→ TASK DIRECTIONS
Filter the lines below, keeping each one that holds "down".
━━━━━━━━━━
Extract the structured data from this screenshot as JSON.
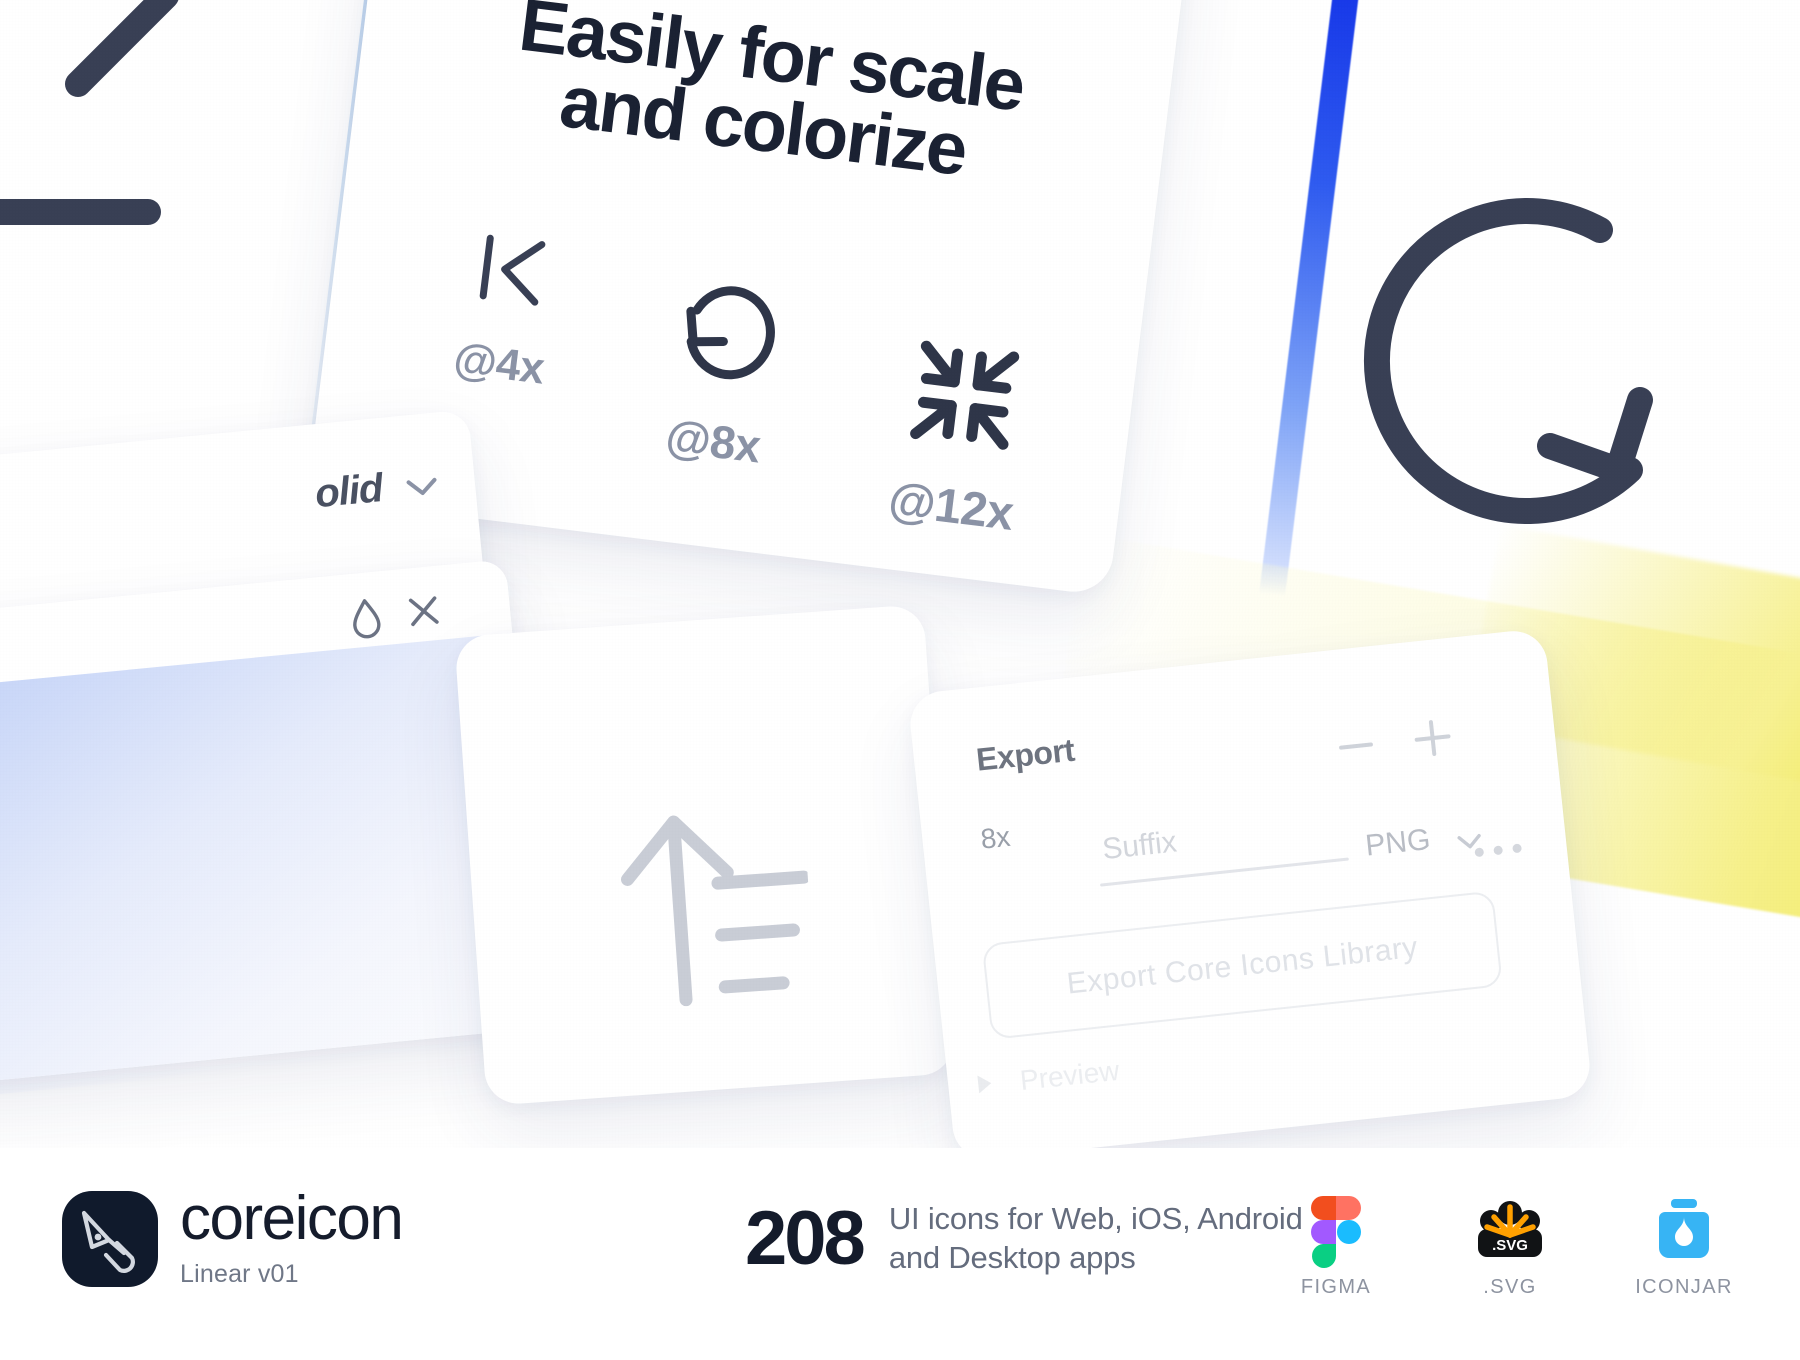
{
  "hero": {
    "title_line1": "Easily for scale",
    "title_line2": "and colorize",
    "scales": [
      {
        "icon": "skip-back-icon",
        "label": "@4x"
      },
      {
        "icon": "rotate-ccw-icon",
        "label": "@8x"
      },
      {
        "icon": "minimize-icon",
        "label": "@12x"
      }
    ]
  },
  "solid_panel": {
    "style_value": "olid",
    "chevron_icon": "chevron-down-icon",
    "window_icons": [
      "droplet-icon",
      "close-icon"
    ]
  },
  "upload_card": {
    "icon": "sort-ascending-icon"
  },
  "export_panel": {
    "title": "Export",
    "scale_value": "8x",
    "suffix_placeholder": "Suffix",
    "format_value": "PNG",
    "format_chevron_icon": "chevron-down-icon",
    "minus_label": "minus-icon",
    "plus_label": "plus-icon",
    "overflow_icon": "more-horizontal-icon",
    "export_button_label": "Export Core Icons Library",
    "preview_label": "Preview",
    "preview_disclosure_icon": "triangle-right-icon"
  },
  "decorations": {
    "top_left_icon": "log-out-icon",
    "right_icon": "rotate-left-icon"
  },
  "footer": {
    "brand_name": "coreicon",
    "brand_version": "Linear v01",
    "brand_logo_icon": "pen-nib-icon",
    "icon_count": "208",
    "description_line1": "UI icons for Web, iOS, Android",
    "description_line2": "and Desktop apps",
    "formats": [
      {
        "label": "FIGMA",
        "icon": "figma-logo-icon"
      },
      {
        "label": ".SVG",
        "icon": "svg-badge-icon"
      },
      {
        "label": "ICONJAR",
        "icon": "iconjar-logo-icon"
      }
    ]
  },
  "colors": {
    "ink": "#1b2233",
    "muted": "#8b93a6",
    "accent_blue": "#1433e8",
    "accent_yellow": "#f2eb60",
    "figma_red": "#f24e1e",
    "figma_purple": "#a259ff",
    "figma_blue": "#1abcfe",
    "figma_green": "#0acf83",
    "svg_orange": "#ffa000",
    "iconjar_blue": "#37b4f4"
  }
}
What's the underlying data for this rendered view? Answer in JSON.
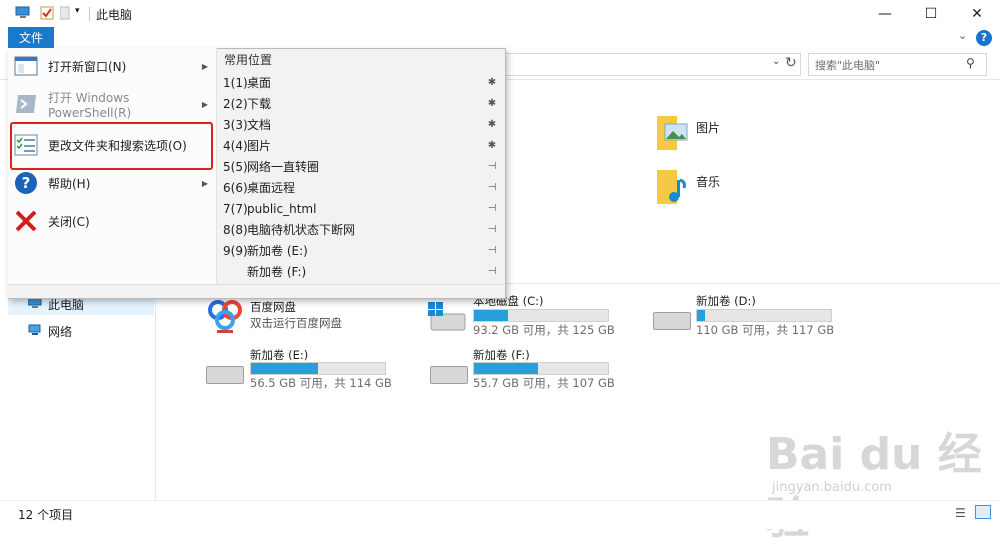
{
  "window": {
    "title": "此电脑",
    "minimize": "—",
    "maximize": "☐",
    "close": "✕",
    "help": "?"
  },
  "menu": {
    "file_tab": "文件",
    "items": [
      {
        "label": "打开新窗口(N)",
        "arrow": "▶",
        "enabled": true,
        "icon": "new-window-icon"
      },
      {
        "label": "打开 Windows PowerShell(R)",
        "arrow": "▶",
        "enabled": false,
        "icon": "powershell-icon"
      },
      {
        "label": "更改文件夹和搜索选项(O)",
        "arrow": "",
        "enabled": true,
        "icon": "folder-options-icon",
        "highlighted": true
      },
      {
        "label": "帮助(H)",
        "arrow": "▶",
        "enabled": true,
        "icon": "help-icon"
      },
      {
        "label": "关闭(C)",
        "arrow": "",
        "enabled": true,
        "icon": "close-x-icon"
      }
    ],
    "recent_title": "常用位置",
    "recent": [
      {
        "num": "1(1)",
        "label": "桌面",
        "pinned": true
      },
      {
        "num": "2(2)",
        "label": "下载",
        "pinned": true
      },
      {
        "num": "3(3)",
        "label": "文档",
        "pinned": true
      },
      {
        "num": "4(4)",
        "label": "图片",
        "pinned": true
      },
      {
        "num": "5(5)",
        "label": "网络一直转圈",
        "pinned": false
      },
      {
        "num": "6(6)",
        "label": "桌面远程",
        "pinned": false
      },
      {
        "num": "7(7)",
        "label": "public_html",
        "pinned": false
      },
      {
        "num": "8(8)",
        "label": "电脑待机状态下断网",
        "pinned": false
      },
      {
        "num": "9(9)",
        "label": "新加卷 (E:)",
        "pinned": false
      },
      {
        "num": "",
        "label": "新加卷 (F:)",
        "pinned": false
      }
    ]
  },
  "search": {
    "placeholder": "搜索\"此电脑\""
  },
  "nav": {
    "this_pc": "此电脑",
    "network": "网络"
  },
  "folders": [
    {
      "label": "图片"
    },
    {
      "label": "音乐"
    }
  ],
  "devices": {
    "baidu": {
      "name": "百度网盘",
      "desc": "双击运行百度网盘"
    },
    "drives": [
      {
        "name": "本地磁盘 (C:)",
        "info": "93.2 GB 可用，共 125 GB",
        "used_fraction": 0.25
      },
      {
        "name": "新加卷 (D:)",
        "info": "110 GB 可用，共 117 GB",
        "used_fraction": 0.06
      },
      {
        "name": "新加卷 (E:)",
        "info": "56.5 GB 可用，共 114 GB",
        "used_fraction": 0.5
      },
      {
        "name": "新加卷 (F:)",
        "info": "55.7 GB 可用，共 107 GB",
        "used_fraction": 0.48
      }
    ]
  },
  "status": {
    "items": "12 个项目"
  },
  "watermark": {
    "brand": "Bai du 经验",
    "url": "jingyan.baidu.com"
  },
  "colors": {
    "accent": "#1979ca",
    "highlight": "#e02020",
    "drive_fill": "#26a0da"
  }
}
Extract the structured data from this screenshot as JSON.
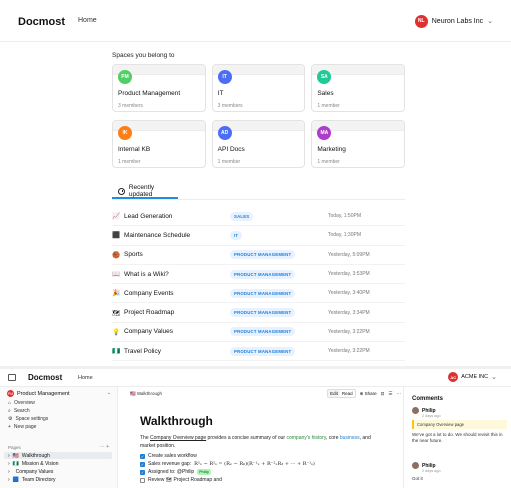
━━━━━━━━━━
→ RESULT OF THIS EXERCISE
    "chevron_icon": "chevron-down-icon",
    "format_chevron_icon": "chevron-down-icon",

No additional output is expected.